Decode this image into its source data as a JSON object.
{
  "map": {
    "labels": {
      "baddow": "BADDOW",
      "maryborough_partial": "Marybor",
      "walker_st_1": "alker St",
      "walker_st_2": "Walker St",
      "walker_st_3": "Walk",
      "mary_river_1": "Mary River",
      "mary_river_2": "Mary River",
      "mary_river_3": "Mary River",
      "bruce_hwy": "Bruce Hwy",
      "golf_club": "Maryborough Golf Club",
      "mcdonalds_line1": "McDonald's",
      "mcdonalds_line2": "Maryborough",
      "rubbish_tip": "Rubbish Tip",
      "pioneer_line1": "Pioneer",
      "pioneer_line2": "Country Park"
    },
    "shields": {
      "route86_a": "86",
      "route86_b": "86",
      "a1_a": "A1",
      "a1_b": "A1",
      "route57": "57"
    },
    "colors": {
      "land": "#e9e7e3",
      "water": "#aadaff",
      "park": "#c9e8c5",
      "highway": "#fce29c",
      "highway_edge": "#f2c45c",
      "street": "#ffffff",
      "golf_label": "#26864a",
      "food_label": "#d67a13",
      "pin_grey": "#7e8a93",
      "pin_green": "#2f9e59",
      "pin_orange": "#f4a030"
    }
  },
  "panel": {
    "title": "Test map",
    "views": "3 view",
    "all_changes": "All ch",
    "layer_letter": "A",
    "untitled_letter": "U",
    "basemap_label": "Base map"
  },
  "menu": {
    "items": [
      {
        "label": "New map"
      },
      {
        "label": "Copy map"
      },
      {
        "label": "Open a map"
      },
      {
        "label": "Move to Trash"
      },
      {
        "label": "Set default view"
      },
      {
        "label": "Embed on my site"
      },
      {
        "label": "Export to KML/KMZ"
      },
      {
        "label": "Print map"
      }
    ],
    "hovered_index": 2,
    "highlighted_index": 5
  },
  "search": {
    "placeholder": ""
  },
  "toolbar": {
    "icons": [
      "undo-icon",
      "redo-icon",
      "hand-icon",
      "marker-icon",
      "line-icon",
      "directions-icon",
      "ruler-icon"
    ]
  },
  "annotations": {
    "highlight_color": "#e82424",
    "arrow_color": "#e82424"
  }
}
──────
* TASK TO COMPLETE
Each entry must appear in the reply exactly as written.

* ANSWER
Decode this image into its source data as a JSON object.
{
  "map": {
    "labels": {
      "baddow": "BADDOW",
      "maryborough_partial": "Marybor",
      "walker_st_1": "alker St",
      "walker_st_2": "Walker St",
      "walker_st_3": "Walk",
      "mary_river_1": "Mary River",
      "mary_river_2": "Mary River",
      "mary_river_3": "Mary River",
      "bruce_hwy": "Bruce Hwy",
      "golf_club": "Maryborough Golf Club",
      "mcdonalds_line1": "McDonald's",
      "mcdonalds_line2": "Maryborough",
      "rubbish_tip": "Rubbish Tip",
      "pioneer_line1": "Pioneer",
      "pioneer_line2": "Country Park"
    },
    "shields": {
      "route86_a": "86",
      "route86_b": "86",
      "a1_a": "A1",
      "a1_b": "A1",
      "route57": "57"
    },
    "colors": {
      "land": "#e9e7e3",
      "water": "#aadaff",
      "park": "#c9e8c5",
      "highway": "#fce29c",
      "highway_edge": "#f2c45c",
      "street": "#ffffff",
      "golf_label": "#26864a",
      "food_label": "#d67a13",
      "pin_grey": "#7e8a93",
      "pin_green": "#2f9e59",
      "pin_orange": "#f4a030"
    }
  },
  "panel": {
    "title": "Test map",
    "views": "3 view",
    "all_changes": "All ch",
    "layer_letter": "A",
    "untitled_letter": "U",
    "basemap_label": "Base map"
  },
  "menu": {
    "items": [
      {
        "label": "New map"
      },
      {
        "label": "Copy map"
      },
      {
        "label": "Open a map"
      },
      {
        "label": "Move to Trash"
      },
      {
        "label": "Set default view"
      },
      {
        "label": "Embed on my site"
      },
      {
        "label": "Export to KML/KMZ"
      },
      {
        "label": "Print map"
      }
    ],
    "hovered_index": 2,
    "highlighted_index": 5
  },
  "search": {
    "placeholder": ""
  },
  "toolbar": {
    "icons": [
      "undo-icon",
      "redo-icon",
      "hand-icon",
      "marker-icon",
      "line-icon",
      "directions-icon",
      "ruler-icon"
    ]
  },
  "annotations": {
    "highlight_color": "#e82424",
    "arrow_color": "#e82424"
  }
}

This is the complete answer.